In London the elderflowers are out. I always take this as a sign we are moving from spring to summer – although they do come out here a couple of weeks before the rest of the country. I like to make cordial with them which is dead easy to do and tastes supercharged compared to the stuff you can buy in the shops.
Elderflowers are easy to recognise – in cities you find them on every unpromising bit of land, in the countryside just look in hedges. All parks in London have them somewhere. The flowers are cream coloured and grouped together in little umbrella shaped bunches. The season lasts about two weeks before the blossom start turning yellow and dying.

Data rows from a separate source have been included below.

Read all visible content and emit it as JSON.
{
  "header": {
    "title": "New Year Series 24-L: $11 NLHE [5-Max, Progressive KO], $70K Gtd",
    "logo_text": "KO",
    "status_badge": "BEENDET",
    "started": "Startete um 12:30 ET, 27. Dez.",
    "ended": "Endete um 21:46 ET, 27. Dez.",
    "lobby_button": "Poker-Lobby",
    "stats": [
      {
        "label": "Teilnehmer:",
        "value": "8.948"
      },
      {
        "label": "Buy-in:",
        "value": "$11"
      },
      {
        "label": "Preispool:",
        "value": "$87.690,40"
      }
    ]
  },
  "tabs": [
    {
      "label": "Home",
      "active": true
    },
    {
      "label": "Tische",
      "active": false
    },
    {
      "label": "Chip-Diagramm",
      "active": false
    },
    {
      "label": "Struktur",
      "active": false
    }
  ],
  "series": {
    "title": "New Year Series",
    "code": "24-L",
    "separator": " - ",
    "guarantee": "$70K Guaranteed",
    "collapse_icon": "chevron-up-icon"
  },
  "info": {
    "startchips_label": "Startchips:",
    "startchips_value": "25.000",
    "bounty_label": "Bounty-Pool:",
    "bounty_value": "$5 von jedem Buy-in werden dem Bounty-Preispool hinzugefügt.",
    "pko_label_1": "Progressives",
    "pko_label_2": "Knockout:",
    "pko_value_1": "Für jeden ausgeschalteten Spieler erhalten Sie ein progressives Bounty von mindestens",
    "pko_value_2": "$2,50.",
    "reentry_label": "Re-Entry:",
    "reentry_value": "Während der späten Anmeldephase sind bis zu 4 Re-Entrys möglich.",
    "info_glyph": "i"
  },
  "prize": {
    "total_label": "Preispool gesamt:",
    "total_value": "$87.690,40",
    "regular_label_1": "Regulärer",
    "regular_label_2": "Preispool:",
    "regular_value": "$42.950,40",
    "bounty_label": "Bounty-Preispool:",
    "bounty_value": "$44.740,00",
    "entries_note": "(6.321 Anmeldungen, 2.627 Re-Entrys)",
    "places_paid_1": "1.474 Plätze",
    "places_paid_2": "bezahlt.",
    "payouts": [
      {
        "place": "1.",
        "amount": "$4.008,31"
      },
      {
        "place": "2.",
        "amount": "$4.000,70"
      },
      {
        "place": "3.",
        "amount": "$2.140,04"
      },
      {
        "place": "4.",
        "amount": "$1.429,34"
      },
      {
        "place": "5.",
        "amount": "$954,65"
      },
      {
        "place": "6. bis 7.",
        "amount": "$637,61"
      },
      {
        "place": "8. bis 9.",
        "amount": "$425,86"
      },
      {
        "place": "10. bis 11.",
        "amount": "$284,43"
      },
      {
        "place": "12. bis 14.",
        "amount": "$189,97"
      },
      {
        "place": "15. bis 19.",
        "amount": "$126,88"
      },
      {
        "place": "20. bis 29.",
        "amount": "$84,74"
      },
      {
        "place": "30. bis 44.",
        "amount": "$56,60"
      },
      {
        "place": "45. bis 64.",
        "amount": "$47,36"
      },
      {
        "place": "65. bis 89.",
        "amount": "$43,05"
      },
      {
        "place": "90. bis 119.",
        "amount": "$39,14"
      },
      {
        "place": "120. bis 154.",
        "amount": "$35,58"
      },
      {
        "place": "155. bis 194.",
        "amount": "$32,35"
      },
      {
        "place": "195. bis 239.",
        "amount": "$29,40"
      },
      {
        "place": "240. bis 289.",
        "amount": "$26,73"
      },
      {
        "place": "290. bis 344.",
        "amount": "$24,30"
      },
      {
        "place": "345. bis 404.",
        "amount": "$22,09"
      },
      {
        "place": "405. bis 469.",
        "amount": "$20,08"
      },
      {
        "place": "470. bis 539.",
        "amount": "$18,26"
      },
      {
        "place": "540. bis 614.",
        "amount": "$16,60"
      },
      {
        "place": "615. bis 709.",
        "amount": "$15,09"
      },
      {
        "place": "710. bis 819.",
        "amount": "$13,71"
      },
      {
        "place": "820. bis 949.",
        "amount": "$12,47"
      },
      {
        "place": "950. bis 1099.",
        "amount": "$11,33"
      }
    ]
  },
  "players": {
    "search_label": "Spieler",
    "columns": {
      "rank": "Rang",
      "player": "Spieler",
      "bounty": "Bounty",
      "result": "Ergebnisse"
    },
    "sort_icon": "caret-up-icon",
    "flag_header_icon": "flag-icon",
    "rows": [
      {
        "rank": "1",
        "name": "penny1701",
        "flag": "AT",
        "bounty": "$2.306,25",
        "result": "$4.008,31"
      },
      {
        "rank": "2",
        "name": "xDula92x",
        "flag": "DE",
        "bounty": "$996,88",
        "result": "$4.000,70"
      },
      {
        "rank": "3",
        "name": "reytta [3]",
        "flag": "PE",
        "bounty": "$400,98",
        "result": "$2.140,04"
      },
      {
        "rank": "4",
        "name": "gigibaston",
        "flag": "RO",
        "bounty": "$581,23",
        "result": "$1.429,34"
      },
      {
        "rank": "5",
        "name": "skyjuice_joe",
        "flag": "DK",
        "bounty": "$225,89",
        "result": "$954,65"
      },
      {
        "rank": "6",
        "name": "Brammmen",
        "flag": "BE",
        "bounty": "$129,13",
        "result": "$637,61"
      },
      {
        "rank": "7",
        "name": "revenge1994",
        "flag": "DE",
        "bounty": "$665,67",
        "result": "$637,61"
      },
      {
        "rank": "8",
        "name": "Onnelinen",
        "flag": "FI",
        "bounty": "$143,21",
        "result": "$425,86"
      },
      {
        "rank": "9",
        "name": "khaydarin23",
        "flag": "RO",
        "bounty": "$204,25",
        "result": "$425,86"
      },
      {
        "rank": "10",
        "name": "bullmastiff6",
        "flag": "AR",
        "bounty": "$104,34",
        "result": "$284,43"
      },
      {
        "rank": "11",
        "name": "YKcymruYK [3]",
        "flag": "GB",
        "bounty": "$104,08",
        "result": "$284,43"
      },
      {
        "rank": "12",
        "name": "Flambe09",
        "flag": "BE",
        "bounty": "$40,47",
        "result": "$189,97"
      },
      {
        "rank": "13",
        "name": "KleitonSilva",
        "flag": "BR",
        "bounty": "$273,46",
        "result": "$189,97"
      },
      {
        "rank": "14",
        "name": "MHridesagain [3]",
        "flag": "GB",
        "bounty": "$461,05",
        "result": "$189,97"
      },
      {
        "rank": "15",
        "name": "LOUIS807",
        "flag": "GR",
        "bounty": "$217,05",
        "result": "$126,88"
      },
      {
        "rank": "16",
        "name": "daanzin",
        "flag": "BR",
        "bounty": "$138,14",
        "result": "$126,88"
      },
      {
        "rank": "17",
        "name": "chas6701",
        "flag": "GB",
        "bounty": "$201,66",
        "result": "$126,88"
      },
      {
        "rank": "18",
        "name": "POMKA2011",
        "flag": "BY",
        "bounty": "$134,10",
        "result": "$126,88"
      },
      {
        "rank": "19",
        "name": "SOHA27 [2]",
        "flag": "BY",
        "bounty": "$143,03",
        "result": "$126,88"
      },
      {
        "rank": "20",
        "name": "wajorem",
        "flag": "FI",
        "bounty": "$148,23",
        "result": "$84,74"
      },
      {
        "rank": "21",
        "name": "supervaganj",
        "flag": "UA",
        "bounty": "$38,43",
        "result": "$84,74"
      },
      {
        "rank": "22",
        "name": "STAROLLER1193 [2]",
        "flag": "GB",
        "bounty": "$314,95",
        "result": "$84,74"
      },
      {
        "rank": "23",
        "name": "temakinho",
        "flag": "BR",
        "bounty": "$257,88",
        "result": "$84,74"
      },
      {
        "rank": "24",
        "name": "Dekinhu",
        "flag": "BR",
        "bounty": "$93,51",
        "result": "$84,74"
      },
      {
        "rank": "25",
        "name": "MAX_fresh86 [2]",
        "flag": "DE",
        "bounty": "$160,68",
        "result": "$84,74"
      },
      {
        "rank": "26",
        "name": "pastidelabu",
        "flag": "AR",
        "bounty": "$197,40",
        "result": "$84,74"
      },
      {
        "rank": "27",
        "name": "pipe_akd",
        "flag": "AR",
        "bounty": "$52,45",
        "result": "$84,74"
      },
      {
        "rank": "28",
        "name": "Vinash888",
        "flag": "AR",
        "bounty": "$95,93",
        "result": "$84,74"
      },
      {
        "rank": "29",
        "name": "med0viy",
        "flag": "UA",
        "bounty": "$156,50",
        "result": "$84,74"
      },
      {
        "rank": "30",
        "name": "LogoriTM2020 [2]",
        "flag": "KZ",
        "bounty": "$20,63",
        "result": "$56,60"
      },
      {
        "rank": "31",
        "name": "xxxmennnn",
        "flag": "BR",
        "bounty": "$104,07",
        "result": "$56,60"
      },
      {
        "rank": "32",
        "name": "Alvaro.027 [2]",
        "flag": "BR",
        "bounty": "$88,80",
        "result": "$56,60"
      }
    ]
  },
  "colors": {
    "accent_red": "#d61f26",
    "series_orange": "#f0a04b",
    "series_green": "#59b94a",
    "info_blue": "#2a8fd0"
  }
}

If you fancy following the cordial recipe below the tricky bit is getting hold of Citric Acid which you buy from a chemist. It comes in powder form and not everywhere stocks it. Once you find it i recommend buying their whole stock. Small, independent, out of town outlets are the best places to successfully score.
To make the cordial pick 20-30 bunches of flowers. Give them a quick wash and put them in a large bowl. Then heat a litre of water and dissolve a 2lb bag of sugar into it. Turn the heat off, add 75 grams of citric acid and then pour this over the elderflowers. Cut up a couple of lemons, squeeze in the juice and then add the lemons too. Put a tea towel over the bowl and leave it for 24 hours (don’t worry if you leave it for longer). Then, drain it through a sieve into an old plastic bottle. I half- heartedly sterilise the bottle by rinsing it with boiling water. If you are using plastic bottles you need to do it quickly as the heat makes the bottle go wonky.
If it doesn’t taste amazing you can still fix it. Great cordial is all about balancing the sweetness with the acidity. Taste it and you can easily work what needs to be added. If you have run out of citric acid try adding more lemon juice. If you need to add sugar, it helps to warm the mixture to dissolve it – but if you can’t be bothered to do that some sugar will get absorbed if you stir it enough when it is cold.
Also in blossom at the moment is the blackthorn. The flowers look a little like elderflowers but don’t grow in the telltale umbrella bunches. They are no use now, but worth remembering where you saw them as this is where you will find sloes in the late Autumn.